Lawyers should not be discouraged if they make mistakes in analyzing the subtle and complex attorney-client privilege—federal courts make mistakes too.
In Ferko v. National Ass’n for Stock Car Auto Racing, Inc., 218 F.R.D. 125 (E.D. Tex. 2003), the court’s analysis included the following: “Courts ordinarily apply the work-product doctrine only after deciding that the attorney-client privilege does not apply. Conversely, when a court decides that documents and communications are protected by the attorney-client privilege, the work-product doctrine does not apply.” Id. at 135 (citation omitted). This is hopelessly wrong. Although some courts find it unnecessary to address one protection after ruling on the other protection, the privilege and the work product doctrine are two separate protections—communications or documents can be protected by both, one or the other, or neither.
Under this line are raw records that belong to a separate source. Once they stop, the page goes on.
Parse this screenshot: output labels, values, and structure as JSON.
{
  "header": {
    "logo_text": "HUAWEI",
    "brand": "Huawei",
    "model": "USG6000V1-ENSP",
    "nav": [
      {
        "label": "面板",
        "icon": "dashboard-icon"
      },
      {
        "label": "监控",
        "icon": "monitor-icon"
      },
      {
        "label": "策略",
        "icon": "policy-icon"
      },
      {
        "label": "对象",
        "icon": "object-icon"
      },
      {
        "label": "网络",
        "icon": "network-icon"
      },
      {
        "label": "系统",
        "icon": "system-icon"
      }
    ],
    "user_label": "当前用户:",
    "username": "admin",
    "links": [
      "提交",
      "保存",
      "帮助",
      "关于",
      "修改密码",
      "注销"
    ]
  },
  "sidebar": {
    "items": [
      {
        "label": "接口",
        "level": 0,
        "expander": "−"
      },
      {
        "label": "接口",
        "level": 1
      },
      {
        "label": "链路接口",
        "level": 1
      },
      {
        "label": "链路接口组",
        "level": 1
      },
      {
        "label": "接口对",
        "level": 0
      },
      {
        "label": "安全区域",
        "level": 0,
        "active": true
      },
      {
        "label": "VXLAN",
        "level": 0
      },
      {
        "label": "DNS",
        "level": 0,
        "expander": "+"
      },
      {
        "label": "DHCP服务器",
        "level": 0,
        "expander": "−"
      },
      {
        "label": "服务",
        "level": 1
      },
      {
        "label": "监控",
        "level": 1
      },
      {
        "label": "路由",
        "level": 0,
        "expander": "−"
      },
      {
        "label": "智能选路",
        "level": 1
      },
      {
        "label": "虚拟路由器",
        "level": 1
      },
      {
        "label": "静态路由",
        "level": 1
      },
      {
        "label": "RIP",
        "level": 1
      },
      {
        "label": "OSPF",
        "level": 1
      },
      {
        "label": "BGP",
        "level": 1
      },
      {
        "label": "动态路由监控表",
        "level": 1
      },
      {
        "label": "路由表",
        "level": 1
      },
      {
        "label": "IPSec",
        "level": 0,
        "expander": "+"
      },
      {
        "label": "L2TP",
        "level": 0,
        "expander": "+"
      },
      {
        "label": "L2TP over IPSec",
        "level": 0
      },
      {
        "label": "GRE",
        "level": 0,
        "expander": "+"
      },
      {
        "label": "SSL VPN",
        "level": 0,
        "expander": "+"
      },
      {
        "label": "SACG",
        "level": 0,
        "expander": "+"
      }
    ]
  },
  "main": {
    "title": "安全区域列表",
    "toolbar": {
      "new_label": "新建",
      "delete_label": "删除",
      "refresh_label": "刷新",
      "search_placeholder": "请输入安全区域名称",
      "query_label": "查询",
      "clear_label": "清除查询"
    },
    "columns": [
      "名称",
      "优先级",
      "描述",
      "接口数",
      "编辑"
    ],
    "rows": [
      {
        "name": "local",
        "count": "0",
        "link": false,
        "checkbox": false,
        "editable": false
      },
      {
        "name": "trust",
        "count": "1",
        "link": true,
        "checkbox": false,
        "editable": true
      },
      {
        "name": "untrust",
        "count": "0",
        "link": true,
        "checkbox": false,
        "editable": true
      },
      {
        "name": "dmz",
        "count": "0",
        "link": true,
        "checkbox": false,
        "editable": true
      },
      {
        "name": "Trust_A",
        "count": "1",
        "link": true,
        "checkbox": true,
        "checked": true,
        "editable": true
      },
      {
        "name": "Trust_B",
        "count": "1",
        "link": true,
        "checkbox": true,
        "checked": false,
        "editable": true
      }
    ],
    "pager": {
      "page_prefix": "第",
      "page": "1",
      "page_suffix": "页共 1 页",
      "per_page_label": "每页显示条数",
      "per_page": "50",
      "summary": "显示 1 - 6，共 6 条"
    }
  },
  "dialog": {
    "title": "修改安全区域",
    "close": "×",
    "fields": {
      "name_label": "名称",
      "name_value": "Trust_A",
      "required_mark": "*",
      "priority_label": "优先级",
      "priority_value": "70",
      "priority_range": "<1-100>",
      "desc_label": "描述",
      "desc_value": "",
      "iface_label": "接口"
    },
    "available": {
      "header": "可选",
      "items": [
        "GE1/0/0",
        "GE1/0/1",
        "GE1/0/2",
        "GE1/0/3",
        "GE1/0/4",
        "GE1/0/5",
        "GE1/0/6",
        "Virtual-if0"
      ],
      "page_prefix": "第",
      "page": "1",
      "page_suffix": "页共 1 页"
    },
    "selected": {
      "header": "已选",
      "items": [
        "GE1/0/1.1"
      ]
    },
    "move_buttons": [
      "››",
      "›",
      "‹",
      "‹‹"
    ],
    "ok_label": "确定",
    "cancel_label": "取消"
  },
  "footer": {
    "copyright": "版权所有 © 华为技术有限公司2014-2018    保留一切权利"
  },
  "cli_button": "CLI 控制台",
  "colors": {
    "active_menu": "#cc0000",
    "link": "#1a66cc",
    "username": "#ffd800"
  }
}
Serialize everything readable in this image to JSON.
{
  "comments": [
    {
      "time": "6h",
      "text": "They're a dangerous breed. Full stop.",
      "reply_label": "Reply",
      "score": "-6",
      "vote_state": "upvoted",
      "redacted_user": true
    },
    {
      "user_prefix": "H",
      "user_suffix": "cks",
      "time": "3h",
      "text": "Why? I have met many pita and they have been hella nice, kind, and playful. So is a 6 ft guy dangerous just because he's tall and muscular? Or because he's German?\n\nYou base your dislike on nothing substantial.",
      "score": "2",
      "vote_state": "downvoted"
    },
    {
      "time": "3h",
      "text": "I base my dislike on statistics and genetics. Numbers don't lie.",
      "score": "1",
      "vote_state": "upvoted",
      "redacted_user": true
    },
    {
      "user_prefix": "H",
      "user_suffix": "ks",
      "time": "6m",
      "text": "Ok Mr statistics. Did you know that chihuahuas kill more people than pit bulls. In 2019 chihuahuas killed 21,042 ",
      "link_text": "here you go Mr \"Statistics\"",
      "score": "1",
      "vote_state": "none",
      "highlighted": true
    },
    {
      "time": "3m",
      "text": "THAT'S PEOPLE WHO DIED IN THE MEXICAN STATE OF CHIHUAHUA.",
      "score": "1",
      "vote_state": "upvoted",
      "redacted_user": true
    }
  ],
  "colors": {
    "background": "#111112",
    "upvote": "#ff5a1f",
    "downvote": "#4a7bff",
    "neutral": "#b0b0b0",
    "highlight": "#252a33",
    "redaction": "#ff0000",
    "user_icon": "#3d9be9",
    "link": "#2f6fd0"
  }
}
Sometimes the most difficult job facing a lawyer litigating a privilege issue is explaining it to the court.